[Data provided]

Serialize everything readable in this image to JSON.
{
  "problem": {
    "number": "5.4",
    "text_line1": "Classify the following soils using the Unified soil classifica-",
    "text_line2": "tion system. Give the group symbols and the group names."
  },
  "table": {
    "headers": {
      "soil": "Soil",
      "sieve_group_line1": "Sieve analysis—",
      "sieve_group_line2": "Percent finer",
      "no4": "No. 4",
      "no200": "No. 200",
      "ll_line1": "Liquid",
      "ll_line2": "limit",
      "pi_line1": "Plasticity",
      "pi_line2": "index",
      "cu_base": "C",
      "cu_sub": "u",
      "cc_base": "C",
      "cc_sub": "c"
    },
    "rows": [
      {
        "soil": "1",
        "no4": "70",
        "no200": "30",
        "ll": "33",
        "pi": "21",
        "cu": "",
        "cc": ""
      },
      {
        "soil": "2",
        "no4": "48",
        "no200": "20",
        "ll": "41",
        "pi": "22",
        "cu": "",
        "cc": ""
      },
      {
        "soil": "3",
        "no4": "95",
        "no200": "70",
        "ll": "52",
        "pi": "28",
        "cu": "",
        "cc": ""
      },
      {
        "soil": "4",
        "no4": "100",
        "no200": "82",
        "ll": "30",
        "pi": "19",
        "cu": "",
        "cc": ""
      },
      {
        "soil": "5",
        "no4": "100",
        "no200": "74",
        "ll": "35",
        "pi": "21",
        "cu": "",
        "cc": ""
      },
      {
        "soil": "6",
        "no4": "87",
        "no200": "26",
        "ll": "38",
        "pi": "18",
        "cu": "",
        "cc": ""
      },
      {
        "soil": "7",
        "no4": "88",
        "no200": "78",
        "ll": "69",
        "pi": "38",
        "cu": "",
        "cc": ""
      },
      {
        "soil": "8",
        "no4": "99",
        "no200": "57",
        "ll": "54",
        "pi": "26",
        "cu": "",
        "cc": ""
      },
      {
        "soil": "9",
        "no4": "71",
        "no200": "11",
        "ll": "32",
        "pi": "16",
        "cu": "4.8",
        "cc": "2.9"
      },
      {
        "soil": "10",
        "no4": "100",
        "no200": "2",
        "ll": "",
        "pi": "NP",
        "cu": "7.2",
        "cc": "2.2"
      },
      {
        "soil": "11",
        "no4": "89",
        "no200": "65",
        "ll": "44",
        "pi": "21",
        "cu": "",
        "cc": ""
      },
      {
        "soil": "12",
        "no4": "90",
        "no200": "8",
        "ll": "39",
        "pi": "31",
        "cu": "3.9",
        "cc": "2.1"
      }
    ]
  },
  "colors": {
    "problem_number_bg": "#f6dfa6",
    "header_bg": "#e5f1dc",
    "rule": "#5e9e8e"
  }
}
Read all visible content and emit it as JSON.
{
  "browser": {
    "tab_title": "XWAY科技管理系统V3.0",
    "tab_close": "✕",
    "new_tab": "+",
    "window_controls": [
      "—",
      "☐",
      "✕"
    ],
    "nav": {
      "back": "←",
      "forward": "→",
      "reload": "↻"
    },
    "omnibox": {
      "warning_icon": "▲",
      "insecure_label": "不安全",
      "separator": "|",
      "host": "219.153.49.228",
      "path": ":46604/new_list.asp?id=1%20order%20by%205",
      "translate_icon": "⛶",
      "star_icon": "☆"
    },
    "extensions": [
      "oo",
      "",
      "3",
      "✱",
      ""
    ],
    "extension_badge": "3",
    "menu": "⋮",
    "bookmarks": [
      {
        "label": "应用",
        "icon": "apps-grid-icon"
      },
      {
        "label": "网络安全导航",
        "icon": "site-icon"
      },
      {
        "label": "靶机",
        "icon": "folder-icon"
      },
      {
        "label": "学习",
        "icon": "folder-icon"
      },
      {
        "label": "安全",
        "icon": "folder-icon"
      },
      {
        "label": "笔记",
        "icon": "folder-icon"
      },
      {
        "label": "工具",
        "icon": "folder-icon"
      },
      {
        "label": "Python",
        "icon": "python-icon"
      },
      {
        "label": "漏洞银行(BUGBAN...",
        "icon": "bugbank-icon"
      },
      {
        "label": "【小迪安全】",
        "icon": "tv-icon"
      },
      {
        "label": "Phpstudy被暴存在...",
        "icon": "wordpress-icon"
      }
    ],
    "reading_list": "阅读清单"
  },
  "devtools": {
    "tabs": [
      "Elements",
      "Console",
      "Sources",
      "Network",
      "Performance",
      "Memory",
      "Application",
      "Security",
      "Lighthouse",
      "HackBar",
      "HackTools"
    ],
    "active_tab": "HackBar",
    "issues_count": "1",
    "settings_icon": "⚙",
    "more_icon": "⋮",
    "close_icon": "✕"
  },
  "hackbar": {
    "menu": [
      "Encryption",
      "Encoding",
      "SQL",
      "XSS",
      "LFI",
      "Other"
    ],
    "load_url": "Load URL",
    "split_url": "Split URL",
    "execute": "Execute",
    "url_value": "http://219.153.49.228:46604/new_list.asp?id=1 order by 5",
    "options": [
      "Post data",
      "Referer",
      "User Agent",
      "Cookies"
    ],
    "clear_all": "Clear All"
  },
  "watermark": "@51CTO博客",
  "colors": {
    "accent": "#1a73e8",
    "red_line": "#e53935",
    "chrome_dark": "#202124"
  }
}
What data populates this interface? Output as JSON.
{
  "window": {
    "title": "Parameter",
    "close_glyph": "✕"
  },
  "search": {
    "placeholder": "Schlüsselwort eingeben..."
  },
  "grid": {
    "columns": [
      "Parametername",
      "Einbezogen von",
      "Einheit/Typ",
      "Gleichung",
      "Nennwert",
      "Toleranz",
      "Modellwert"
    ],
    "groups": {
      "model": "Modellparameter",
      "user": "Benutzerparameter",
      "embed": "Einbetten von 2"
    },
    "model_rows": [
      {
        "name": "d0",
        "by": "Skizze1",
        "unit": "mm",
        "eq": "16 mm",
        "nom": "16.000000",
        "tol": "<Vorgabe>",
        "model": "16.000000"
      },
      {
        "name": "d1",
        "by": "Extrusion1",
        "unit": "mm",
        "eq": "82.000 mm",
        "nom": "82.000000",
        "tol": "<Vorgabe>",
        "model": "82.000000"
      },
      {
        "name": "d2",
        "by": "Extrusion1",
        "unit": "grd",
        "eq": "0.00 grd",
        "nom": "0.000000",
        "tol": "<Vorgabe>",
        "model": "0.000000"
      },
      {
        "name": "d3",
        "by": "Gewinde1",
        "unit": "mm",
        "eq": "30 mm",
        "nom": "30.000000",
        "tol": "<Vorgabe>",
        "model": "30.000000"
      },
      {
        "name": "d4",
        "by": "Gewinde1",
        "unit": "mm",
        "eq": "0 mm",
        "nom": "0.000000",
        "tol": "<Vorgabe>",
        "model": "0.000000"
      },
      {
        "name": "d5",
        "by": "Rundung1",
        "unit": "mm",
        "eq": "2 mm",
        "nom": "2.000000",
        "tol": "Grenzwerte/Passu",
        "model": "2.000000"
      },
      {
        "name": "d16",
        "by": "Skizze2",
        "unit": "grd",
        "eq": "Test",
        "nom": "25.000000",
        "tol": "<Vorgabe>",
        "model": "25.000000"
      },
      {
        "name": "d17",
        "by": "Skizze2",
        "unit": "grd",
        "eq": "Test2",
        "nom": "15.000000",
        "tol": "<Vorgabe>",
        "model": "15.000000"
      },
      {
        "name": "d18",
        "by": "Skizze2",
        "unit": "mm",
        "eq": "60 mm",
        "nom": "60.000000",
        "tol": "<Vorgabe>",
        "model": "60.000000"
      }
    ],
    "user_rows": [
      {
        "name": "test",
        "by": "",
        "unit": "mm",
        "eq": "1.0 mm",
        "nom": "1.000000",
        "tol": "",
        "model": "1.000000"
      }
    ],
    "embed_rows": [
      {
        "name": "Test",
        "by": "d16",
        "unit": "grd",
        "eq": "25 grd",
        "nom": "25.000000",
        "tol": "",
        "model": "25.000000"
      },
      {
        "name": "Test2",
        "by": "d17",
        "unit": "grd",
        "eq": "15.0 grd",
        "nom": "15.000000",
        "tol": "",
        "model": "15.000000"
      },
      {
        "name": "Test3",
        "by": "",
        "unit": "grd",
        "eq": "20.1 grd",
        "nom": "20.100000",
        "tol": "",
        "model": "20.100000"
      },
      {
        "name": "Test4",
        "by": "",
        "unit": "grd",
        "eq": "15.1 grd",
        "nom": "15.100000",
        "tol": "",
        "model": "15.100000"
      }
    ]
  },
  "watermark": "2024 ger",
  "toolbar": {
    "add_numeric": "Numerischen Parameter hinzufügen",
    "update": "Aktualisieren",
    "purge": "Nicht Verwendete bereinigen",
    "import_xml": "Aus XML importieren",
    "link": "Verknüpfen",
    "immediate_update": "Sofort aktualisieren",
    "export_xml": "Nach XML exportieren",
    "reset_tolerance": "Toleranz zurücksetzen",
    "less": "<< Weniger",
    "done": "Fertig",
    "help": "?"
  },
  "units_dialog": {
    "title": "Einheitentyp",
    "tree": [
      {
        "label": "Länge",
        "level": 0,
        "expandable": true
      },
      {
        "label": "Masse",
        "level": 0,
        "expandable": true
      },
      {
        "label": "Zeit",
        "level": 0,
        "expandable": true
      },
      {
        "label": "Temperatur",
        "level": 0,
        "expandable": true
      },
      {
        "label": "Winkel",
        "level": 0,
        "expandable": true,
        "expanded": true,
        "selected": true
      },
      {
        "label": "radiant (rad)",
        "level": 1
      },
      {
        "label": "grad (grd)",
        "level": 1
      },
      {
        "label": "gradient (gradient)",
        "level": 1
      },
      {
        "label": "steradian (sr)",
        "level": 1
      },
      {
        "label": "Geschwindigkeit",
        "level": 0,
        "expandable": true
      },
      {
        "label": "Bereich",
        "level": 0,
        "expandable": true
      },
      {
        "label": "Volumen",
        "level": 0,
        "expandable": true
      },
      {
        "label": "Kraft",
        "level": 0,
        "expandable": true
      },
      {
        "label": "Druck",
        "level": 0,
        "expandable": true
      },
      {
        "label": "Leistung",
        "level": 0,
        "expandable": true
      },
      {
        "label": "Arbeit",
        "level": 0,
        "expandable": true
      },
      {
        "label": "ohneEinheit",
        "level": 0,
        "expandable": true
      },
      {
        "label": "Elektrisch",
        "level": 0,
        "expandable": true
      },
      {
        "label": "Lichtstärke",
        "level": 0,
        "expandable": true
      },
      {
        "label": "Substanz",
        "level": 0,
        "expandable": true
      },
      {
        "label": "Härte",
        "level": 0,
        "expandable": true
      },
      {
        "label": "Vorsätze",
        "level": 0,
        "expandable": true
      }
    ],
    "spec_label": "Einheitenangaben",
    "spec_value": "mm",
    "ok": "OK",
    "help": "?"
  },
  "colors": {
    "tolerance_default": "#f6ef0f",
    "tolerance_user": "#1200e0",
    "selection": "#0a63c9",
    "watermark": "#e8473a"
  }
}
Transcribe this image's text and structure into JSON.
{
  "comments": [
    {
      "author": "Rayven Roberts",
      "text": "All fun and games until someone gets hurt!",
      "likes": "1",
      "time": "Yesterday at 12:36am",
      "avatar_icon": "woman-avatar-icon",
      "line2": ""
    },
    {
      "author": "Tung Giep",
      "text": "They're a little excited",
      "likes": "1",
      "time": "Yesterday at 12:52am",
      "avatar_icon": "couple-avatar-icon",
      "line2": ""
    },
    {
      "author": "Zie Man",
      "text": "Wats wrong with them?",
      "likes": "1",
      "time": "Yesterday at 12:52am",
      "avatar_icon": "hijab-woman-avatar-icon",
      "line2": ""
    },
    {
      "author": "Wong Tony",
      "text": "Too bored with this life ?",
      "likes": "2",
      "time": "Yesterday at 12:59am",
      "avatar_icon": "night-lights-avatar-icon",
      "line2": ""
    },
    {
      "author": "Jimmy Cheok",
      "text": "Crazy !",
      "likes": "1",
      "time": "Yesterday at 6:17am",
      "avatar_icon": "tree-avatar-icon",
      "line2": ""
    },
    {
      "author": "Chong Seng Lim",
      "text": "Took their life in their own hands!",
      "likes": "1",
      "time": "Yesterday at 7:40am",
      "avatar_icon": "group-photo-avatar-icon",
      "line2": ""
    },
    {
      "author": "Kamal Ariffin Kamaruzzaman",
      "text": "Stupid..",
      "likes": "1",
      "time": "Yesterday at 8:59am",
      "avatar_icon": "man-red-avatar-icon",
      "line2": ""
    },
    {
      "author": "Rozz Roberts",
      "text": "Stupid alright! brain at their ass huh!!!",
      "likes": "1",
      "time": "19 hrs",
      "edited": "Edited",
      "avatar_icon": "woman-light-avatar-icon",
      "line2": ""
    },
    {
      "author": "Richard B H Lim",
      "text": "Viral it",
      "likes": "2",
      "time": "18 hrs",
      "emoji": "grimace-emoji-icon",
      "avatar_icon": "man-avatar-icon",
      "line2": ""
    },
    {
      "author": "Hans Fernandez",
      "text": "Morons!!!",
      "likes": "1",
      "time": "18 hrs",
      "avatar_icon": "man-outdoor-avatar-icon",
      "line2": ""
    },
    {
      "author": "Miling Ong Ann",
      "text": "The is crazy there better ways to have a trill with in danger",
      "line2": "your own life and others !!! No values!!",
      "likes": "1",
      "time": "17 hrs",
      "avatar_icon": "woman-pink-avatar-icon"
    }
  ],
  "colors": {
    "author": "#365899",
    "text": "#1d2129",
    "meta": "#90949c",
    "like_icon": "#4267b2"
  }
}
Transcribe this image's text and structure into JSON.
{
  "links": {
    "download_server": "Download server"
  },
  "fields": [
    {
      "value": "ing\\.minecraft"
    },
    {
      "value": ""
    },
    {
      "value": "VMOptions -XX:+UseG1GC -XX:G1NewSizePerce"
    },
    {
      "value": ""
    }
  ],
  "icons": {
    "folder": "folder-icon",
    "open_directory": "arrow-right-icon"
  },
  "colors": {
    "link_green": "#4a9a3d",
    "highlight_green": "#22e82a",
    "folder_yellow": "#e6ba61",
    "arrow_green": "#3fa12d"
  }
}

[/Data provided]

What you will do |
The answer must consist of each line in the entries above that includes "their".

Answer for the task |
      "text": "Took their life in their own hands!",
      "text": "Stupid alright! brain at their ass huh!!!",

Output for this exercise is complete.